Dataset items
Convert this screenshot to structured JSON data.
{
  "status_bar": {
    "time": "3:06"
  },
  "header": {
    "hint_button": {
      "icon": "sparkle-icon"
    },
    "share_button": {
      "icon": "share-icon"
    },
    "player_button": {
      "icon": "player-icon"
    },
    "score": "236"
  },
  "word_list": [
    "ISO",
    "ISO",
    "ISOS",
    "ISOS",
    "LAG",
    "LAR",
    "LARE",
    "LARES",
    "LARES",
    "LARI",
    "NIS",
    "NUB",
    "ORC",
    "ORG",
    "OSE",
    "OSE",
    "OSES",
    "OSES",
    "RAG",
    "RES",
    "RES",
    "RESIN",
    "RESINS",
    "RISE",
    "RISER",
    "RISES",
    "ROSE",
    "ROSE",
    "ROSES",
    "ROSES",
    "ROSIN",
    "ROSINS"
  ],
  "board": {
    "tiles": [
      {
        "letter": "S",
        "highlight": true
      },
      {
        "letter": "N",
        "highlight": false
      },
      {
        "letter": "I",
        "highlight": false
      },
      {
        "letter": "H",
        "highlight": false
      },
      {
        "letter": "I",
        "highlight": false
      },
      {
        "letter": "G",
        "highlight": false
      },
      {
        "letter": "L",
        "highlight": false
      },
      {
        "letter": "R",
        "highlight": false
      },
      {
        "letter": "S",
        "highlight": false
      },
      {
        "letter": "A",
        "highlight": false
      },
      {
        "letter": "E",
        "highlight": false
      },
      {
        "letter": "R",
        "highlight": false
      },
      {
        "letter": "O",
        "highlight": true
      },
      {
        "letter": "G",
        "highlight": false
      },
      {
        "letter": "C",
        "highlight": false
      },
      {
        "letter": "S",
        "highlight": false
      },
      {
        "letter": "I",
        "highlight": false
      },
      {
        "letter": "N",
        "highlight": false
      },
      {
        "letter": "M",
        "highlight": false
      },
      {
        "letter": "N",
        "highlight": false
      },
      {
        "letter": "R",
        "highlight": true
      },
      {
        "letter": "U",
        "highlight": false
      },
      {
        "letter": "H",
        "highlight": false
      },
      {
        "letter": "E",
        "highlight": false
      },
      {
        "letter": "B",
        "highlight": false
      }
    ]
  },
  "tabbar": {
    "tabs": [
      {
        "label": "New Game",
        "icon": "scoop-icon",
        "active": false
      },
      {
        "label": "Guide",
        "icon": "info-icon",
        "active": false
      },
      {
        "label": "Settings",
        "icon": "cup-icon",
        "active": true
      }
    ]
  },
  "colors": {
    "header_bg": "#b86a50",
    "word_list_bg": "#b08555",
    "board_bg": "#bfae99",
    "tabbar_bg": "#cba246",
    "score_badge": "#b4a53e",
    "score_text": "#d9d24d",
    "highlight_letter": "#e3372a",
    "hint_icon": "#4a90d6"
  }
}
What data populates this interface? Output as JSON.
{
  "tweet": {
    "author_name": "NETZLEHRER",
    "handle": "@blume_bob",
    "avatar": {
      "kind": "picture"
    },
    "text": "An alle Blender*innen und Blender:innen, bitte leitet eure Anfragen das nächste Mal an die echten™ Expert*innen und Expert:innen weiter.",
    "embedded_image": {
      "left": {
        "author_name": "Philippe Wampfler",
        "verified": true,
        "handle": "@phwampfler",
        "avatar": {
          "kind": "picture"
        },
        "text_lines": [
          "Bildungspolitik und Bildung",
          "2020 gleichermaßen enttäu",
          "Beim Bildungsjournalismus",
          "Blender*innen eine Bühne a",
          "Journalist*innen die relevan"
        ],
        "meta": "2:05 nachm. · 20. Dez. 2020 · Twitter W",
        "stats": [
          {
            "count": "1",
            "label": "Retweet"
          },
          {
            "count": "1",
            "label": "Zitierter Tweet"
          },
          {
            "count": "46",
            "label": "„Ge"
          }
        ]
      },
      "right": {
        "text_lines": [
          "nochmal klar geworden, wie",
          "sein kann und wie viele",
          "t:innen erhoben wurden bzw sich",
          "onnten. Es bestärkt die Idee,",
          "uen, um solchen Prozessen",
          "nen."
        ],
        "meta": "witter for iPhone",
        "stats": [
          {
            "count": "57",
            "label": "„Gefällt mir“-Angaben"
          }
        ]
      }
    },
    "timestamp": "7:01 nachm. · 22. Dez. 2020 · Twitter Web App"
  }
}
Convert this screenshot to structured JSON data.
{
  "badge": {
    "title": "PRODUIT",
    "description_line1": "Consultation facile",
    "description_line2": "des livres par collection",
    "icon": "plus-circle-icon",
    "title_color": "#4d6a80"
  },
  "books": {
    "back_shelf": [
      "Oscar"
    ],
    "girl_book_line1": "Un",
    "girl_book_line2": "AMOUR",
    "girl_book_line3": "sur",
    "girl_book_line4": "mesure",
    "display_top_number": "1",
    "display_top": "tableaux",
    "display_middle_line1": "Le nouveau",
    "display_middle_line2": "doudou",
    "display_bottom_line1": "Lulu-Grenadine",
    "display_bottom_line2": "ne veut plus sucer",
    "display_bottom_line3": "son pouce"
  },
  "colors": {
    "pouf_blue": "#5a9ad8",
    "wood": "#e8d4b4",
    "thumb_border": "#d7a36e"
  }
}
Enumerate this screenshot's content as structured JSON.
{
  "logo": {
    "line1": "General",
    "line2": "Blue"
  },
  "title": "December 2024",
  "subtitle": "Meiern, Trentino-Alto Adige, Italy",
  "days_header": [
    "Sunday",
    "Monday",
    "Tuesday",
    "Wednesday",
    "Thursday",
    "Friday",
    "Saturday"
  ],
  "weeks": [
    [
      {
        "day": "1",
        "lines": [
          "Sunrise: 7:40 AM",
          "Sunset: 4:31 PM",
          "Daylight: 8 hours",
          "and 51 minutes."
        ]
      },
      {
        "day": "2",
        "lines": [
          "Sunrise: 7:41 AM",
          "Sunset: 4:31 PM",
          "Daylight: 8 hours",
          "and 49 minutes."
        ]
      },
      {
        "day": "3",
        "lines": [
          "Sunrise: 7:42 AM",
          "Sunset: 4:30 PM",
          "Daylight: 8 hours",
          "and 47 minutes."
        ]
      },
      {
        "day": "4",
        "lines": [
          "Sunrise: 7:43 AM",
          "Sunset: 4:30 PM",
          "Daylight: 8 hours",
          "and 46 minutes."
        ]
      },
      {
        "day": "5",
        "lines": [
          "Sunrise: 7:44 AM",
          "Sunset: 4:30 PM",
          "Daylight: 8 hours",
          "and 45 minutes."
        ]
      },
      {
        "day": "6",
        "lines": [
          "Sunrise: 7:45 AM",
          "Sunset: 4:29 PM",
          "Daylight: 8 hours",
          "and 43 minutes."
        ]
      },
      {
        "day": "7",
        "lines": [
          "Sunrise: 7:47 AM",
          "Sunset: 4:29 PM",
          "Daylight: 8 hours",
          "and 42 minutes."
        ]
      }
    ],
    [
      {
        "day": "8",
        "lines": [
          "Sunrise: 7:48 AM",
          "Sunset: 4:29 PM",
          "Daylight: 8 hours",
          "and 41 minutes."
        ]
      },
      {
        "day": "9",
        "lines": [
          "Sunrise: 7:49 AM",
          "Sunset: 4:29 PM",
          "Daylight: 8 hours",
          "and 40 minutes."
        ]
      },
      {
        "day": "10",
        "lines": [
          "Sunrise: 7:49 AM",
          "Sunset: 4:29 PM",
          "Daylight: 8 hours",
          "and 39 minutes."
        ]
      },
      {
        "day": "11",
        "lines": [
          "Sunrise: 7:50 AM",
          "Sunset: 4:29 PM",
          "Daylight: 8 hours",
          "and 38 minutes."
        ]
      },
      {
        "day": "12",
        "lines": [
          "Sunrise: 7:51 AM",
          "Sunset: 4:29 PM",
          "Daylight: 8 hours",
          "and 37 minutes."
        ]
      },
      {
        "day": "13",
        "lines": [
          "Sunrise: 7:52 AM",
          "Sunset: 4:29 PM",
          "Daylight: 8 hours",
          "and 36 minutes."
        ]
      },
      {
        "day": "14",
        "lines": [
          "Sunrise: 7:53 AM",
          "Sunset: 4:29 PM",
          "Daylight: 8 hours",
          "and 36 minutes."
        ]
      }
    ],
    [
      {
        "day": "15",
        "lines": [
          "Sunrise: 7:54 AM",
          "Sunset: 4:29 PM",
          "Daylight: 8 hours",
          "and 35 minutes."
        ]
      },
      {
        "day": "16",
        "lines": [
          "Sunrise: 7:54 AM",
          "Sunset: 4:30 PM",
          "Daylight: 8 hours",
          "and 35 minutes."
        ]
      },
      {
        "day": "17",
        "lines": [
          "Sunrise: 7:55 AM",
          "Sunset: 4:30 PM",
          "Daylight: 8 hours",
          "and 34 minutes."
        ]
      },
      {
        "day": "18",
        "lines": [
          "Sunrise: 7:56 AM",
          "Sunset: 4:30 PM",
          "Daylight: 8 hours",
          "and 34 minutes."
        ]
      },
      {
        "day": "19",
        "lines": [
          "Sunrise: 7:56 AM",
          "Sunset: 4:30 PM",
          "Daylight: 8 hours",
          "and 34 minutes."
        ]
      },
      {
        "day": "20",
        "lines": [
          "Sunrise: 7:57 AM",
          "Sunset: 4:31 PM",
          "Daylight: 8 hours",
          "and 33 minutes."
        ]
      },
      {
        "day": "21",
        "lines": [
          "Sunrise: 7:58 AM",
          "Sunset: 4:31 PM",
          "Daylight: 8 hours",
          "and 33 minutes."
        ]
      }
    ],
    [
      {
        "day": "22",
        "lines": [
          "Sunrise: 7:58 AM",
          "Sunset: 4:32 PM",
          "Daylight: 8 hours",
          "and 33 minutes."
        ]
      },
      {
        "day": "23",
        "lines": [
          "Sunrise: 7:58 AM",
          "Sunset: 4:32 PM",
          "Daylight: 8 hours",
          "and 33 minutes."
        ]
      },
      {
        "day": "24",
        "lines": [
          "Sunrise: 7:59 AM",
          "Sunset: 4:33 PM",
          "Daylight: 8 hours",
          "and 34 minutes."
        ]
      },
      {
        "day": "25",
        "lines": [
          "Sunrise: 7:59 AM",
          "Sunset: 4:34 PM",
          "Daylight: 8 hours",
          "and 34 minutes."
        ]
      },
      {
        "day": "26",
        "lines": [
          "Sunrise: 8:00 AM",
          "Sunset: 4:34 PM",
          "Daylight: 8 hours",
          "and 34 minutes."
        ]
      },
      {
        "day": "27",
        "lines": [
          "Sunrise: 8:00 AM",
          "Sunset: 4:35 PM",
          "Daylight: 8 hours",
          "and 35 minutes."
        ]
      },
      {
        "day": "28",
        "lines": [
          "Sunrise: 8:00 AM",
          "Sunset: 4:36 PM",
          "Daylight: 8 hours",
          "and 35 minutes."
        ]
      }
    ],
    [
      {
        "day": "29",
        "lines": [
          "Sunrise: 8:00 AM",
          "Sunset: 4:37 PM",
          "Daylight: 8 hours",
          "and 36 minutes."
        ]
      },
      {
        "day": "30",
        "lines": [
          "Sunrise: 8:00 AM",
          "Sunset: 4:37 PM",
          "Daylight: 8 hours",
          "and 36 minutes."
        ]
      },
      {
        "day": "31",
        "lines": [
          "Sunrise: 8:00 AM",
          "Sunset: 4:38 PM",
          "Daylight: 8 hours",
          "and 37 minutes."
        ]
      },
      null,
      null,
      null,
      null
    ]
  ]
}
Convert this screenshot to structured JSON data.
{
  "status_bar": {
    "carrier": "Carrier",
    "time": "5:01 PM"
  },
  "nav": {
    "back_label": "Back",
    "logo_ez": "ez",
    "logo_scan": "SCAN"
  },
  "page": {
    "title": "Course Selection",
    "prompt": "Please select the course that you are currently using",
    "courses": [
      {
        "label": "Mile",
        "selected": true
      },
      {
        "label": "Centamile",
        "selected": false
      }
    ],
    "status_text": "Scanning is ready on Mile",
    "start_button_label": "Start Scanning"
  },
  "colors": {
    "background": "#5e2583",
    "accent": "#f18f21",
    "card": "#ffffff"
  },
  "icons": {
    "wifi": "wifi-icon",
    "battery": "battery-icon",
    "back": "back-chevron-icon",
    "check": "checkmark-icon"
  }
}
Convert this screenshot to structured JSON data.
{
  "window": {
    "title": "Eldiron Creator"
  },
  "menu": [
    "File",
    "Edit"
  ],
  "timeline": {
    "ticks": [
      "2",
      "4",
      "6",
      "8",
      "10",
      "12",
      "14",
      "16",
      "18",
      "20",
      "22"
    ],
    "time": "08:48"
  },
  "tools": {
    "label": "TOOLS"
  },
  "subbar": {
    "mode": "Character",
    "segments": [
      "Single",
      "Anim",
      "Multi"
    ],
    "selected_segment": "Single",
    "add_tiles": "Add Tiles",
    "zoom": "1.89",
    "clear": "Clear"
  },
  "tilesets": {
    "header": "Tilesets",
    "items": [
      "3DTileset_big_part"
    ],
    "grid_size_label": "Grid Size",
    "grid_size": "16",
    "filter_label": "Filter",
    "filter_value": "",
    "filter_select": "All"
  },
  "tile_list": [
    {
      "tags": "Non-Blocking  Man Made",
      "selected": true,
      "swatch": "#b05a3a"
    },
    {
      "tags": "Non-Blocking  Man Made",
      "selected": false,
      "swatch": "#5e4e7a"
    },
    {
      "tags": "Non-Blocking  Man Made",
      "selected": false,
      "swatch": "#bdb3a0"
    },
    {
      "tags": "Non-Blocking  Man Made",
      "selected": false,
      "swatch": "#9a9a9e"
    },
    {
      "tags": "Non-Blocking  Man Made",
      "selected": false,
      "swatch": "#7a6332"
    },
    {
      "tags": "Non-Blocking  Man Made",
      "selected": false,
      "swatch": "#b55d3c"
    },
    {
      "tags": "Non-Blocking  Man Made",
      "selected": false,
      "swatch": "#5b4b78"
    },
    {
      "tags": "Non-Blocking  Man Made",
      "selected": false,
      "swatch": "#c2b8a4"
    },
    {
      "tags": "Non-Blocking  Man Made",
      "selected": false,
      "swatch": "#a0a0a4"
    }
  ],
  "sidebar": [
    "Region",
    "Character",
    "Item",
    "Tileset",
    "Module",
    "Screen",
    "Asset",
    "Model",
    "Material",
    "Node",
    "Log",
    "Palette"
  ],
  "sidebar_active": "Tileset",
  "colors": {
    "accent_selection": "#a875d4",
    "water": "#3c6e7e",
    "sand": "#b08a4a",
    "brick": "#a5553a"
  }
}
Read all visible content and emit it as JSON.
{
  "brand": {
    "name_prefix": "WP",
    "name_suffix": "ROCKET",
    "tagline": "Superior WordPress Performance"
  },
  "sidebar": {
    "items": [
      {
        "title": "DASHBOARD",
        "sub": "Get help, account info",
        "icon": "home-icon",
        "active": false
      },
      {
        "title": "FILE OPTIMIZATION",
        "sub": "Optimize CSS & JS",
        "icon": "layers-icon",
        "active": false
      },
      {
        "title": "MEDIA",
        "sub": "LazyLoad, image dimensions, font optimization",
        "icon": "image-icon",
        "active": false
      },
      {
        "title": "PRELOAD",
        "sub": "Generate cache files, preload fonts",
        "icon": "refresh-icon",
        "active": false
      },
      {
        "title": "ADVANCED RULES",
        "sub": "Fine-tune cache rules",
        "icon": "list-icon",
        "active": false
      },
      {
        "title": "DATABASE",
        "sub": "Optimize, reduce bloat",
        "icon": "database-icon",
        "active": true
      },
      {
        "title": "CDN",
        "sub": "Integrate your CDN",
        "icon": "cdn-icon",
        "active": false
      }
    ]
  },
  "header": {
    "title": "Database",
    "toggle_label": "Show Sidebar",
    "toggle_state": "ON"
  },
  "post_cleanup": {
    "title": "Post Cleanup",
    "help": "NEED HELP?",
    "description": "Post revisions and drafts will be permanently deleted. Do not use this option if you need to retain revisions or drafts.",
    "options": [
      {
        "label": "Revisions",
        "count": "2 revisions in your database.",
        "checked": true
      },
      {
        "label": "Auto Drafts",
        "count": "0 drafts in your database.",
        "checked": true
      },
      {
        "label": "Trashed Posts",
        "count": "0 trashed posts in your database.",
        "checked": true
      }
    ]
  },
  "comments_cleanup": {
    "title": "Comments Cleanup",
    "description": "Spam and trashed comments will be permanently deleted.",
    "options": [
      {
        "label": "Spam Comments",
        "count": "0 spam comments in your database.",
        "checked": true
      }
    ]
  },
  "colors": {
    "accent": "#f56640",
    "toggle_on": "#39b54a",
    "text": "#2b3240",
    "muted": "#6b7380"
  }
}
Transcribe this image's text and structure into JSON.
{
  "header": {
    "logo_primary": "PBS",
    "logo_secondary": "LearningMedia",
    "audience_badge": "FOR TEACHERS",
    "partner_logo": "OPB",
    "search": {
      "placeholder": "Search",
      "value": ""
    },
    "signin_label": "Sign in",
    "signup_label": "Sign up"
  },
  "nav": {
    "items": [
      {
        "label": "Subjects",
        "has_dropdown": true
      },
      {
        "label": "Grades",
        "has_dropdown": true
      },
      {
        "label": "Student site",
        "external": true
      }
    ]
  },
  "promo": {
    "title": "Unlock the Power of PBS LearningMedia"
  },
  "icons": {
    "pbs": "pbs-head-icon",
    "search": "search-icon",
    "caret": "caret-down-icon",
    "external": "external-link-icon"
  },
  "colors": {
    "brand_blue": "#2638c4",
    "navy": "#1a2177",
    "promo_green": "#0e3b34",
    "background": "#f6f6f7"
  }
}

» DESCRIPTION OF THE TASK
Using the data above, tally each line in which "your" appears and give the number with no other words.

» PROBLEM SOLUTION
5